As for consumer demand for eco-friendly florists, Daneshgar says it's on the uptick, so much so that he hopes in coming months to add a little green icon next to the listings of florists that use sustainably sourced flowers. "One [influence] is the whole farm-to-table food movement that everyone's been seeing in documentaries, in books, everywhere," he said. "That analogy, that psychology have made it so easy for consumers to adopt the same rationale with flowers."

Third-party certifier says half of U.S. consumers understand fair trade

Billions of stems of flowers are imported annually into the U.S. from all over the world. But according to Fair Trade USA, flower production remains one of the most dangerous types of agricultural work because workers — mostly women — often receive poverty-level wages, work long hours and are exposed to harmful chemicals that can cause diseases such as cancer and asthma.

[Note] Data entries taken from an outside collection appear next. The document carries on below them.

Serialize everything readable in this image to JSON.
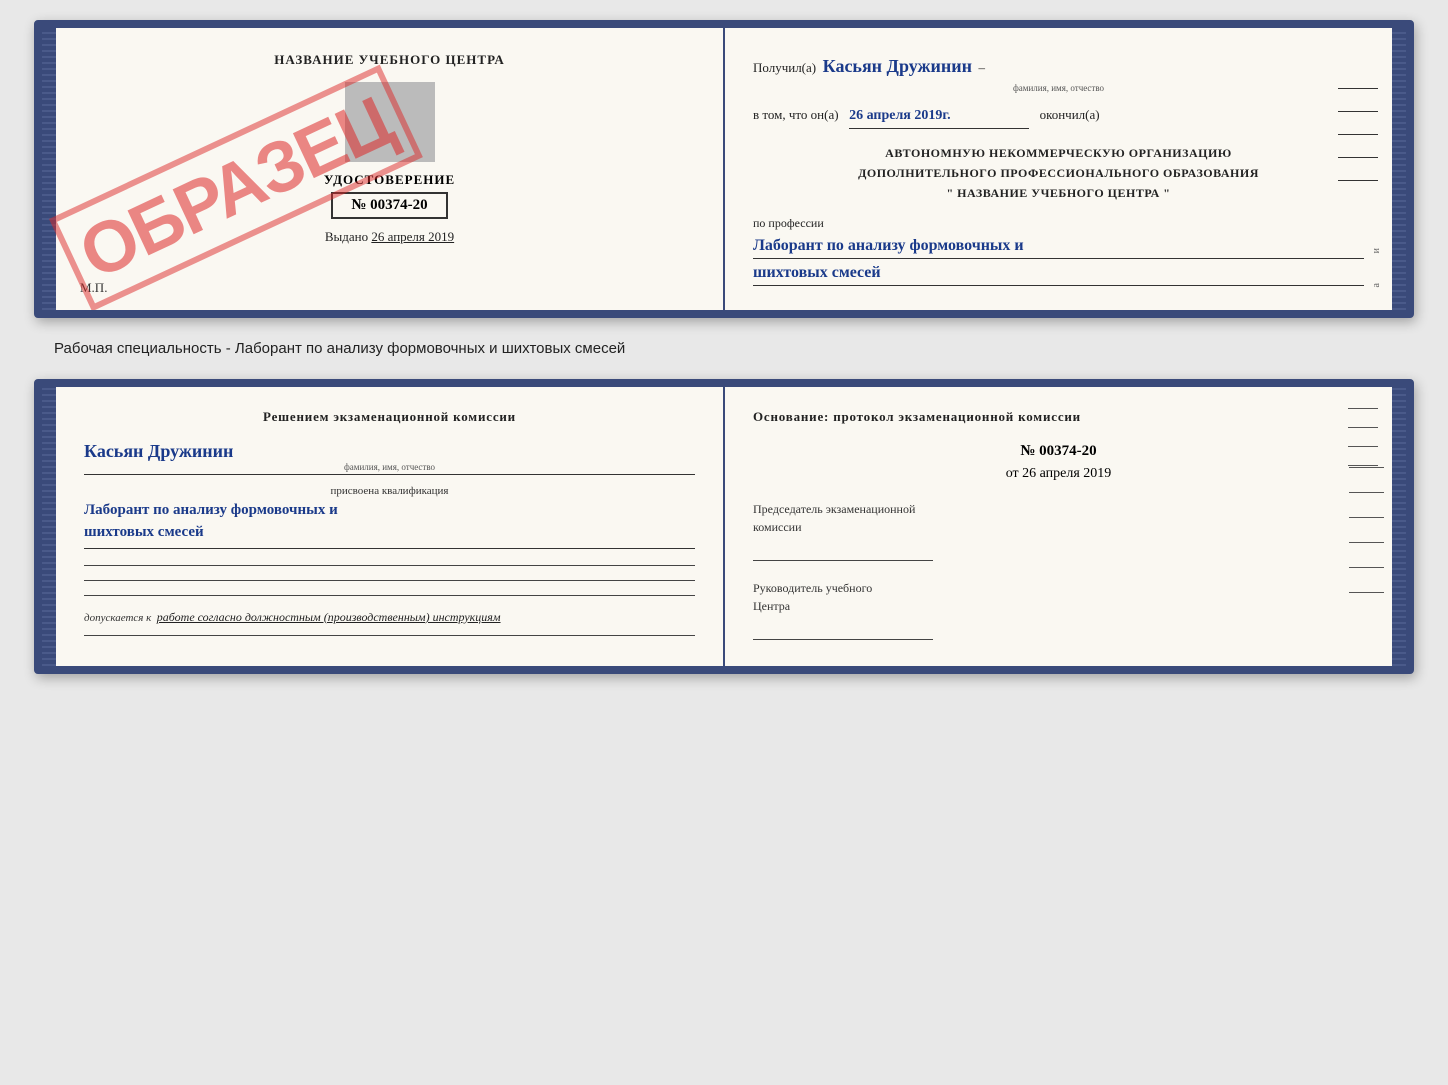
{
  "top_book": {
    "left_page": {
      "title": "НАЗВАНИЕ УЧЕБНОГО ЦЕНТРА",
      "cert_label": "УДОСТОВЕРЕНИЕ",
      "cert_number": "№ 00374-20",
      "issued_text": "Выдано",
      "issued_date": "26 апреля 2019",
      "mp_label": "М.П.",
      "stamp_text": "ОБРАЗЕЦ"
    },
    "right_page": {
      "received_label": "Получил(а)",
      "recipient_name": "Касьян Дружинин",
      "recipient_sub": "фамилия, имя, отчество",
      "in_that_label": "в том, что он(а)",
      "date_value": "26 апреля 2019г.",
      "finished_label": "окончил(а)",
      "org_line1": "АВТОНОМНУЮ НЕКОММЕРЧЕСКУЮ ОРГАНИЗАЦИЮ",
      "org_line2": "ДОПОЛНИТЕЛЬНОГО ПРОФЕССИОНАЛЬНОГО ОБРАЗОВАНИЯ",
      "org_line3": "\"  НАЗВАНИЕ УЧЕБНОГО ЦЕНТРА  \"",
      "profession_label": "по профессии",
      "profession_handwritten1": "Лаборант по анализу формовочных и",
      "profession_handwritten2": "шихтовых смесей"
    }
  },
  "specialty_label": "Рабочая специальность - Лаборант по анализу формовочных и шихтовых смесей",
  "bottom_book": {
    "left_page": {
      "decision_title": "Решением  экзаменационной  комиссии",
      "name_handwritten": "Касьян  Дружинин",
      "name_sub": "фамилия, имя, отчество",
      "assigned_label": "присвоена квалификация",
      "qualification_line1": "Лаборант по анализу формовочных и",
      "qualification_line2": "шихтовых смесей",
      "allowed_label": "допускается к",
      "allowed_text": "работе согласно должностным (производственным) инструкциям"
    },
    "right_page": {
      "basis_title": "Основание: протокол экзаменационной  комиссии",
      "protocol_number": "№ 00374-20",
      "protocol_date_prefix": "от",
      "protocol_date": "26 апреля 2019",
      "chairman_label1": "Председатель экзаменационной",
      "chairman_label2": "комиссии",
      "director_label1": "Руководитель учебного",
      "director_label2": "Центра"
    }
  }
}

Yet heavy increases in volume of imports and sales indicate consumer demand for flowers is up, as is consumer awareness regarding fair trade.

"We just recently did a consumer study tracking awareness, and we found that through various marketing and education efforts and word of mouth — all these different ways that awareness gets spread — now about 50 percent of the U.S. population is aware of the Fair Trade Certified label," said Jenna Larson, PR manager for Fair Trade USA. "Back in 2012, it was 38 percent, so there is a growing awareness of fair trade. We also know that once people understand fair trade, they're much more likely to associate with that product and purchase it."

Since its floral program launched in 2007, U.S. consumers have purchased more than 50.2 million fair trade stems, resulting in $1.7 million in community development premiums for workers. As examples, Larson points to a couple worker committees in Ecuador that have voted to use their fair trade premiums in ways that specifically benefit female workers. For instance, a farm called Hoja Verde paid for cancer screenings for all its women.

"Several women had cancer detected, and they were able to be treated and essentially their lives were saved through this program that they voted for and implemented on their own through additional fair trade income," Larson said.

Workers on another farm called Agrocoex voted to use their premiums to purchase washing machines so women wouldn't have to spend their entire days washing clothes in a river.

Want to know the best places to find Fair Trade Certified flowers? Larson suggests One World Flowers, Whole Foods Market, Bristol FarmsNew Seasons Market and FTD, which has a section of eco-friendly flowers.

Photo of Whole Foods Whole Trade Guarantee roses via Whole Foods